In the fullness of time, the guy sold his house. Moving day approached, and he thought of the mountain of old paint cans in his shed.
“I am not a polluter,” the guy said. “In all these long years, I have never thrown a paint can in the garbage. Not one!” His voice trembled with more conviction than ever. “I am a busy man, and a good one. I am moving, for crying out loud!
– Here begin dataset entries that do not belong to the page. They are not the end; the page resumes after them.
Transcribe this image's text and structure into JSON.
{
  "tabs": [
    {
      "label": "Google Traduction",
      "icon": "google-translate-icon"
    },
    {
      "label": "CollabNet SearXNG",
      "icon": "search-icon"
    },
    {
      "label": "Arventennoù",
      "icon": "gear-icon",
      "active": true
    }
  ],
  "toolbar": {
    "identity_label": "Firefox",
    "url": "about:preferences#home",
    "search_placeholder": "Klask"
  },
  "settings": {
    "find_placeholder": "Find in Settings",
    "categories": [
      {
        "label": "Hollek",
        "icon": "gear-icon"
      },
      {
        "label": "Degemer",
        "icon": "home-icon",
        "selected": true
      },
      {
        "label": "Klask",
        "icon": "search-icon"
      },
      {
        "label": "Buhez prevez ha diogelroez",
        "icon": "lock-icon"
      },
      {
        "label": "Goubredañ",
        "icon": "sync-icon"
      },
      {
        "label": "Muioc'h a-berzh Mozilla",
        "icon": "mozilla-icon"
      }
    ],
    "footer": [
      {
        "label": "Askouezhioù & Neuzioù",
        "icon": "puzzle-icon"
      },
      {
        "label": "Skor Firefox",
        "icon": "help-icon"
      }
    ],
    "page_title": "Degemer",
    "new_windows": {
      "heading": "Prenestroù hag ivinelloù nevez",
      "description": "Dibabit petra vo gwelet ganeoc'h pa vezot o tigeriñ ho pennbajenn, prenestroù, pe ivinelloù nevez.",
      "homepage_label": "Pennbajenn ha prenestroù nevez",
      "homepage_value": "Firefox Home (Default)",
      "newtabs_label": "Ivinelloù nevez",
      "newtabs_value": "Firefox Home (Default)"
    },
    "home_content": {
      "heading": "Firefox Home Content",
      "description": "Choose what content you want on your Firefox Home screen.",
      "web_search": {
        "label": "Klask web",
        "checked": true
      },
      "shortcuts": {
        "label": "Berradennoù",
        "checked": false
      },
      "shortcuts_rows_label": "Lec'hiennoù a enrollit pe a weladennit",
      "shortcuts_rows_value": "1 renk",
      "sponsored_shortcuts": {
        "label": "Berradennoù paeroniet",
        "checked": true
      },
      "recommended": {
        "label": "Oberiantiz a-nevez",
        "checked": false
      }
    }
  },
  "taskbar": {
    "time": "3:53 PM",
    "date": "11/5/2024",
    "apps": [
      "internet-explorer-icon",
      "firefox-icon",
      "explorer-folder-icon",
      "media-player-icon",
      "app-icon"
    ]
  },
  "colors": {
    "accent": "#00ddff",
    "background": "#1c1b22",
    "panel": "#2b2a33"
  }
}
And the paint disposal place is many miles away.”
So under the cover of darkness he loaded all the paint cans in a borrowed truck and placed them—quietly, quietly—in the nearest construction dumpster.
Never put off until tomorrow what you can do the day after tomorrow. ~Mark Twain
Thumbs-up for starting with “There was this guy . . .”
Love this fable.
What a sad story.
Sarah B C
And that’s how people wind up on “Hoarders”
I can’t comment on this because I am too busy coughing lead paint and moldy chemicals out of my innards. *wheeze*
Poor guy. He didn’t see other choices in his black and white world. Often we see the world this way and don’t see beyond choice A or B. Waiting or asking to find choice C is overlooked.
Latex paint can be disposed in the trash properly IF it is dried out completely first. In the last move the hazardous substance disposal facility wouldn’t take it and gave me instructions.
Can you imagine if he finally did haul those cans to the disposal place- and there he was given the instructions Charee has shared with us? I believe he would feel highly embarrassed to have stored those cans for so long- he was likely already feeling embarrassed anticipating the reaction if he ever did show up at the disposal with a truck-load of mostly empty cans. But I believe the guilt and shame he would feel from his secret nighttime act of betraying his own conscience would have a greater negative effect on him than any amount of embarrassment.
I’m glad this is just a fable, and not any real person that any of us might know 😉
So, what’s the moral? It’s easy to judge your neighbor as long as you have a large shed, in which to store you paint cans? Don’t judge your neighbor until you’ve painted a while in his shed-less house? Take care of stuff as you go along, instead of waiting so long that you are forced to compromise?
The moral?! Sally, you may be kicked off my blog if you go asking for morals (or writing haikus).
I will say this, however: I wrote this fable after hearing about a friend of a friend who, after decades of very vocally criticizing anyone and everyone who got a divorce, went and got one himself. So there was only one blot on his lengthy and impressive anti-divorce record, but it was a doozie.
Aaron Roughton, I think you mean, “Love this fable…but I love my alternate ending more.”
The day that we all determined Aaron Roughton to be the best post commentator ever.
I thought it was a little odd that you were writing a fable because I thought fables were written for the purpose of teaching a moral lesson.
In regards to the guy who got the divorce: I can sympathize. Just about every time I publicly criticize someone I end up going out and falling into the same sin. God doesn’t let me get away with thinking I’m better than others, though I’d really, really, really like to believe that. It’s one thing to say divorce is sinful and it’s another to look at your divorced neighbor and think that you could have done better in his situation.
But enough of this. I’ll sum up this way:
Fable in morning
righteous people hear and heed
heathens cannot see
Actually, I meant that I love this fable, but I love the alternate ending I wrote to Russ Ramsey’s Easter Meditation even more.
Sally, there are three things I won’t tolerate on this blog: cussing, bullyragging, and haikus.
I must confess that I am not a big fan of haiku myself.
Cussing and bullyragging…now those are different matters altogether.
Sincere apologies for the haiku and for trying to attach a moral to your paint pail tale. I’ll be on my best behavior from here out.
Somehow it always comes back ’round to Russ Ramsey…
You read this or elseI flipping love good haiku
If you don’t you stink
ha ha ha
You call that cussing?
Canaan Bound, thanks for the link. That’s a funny thread.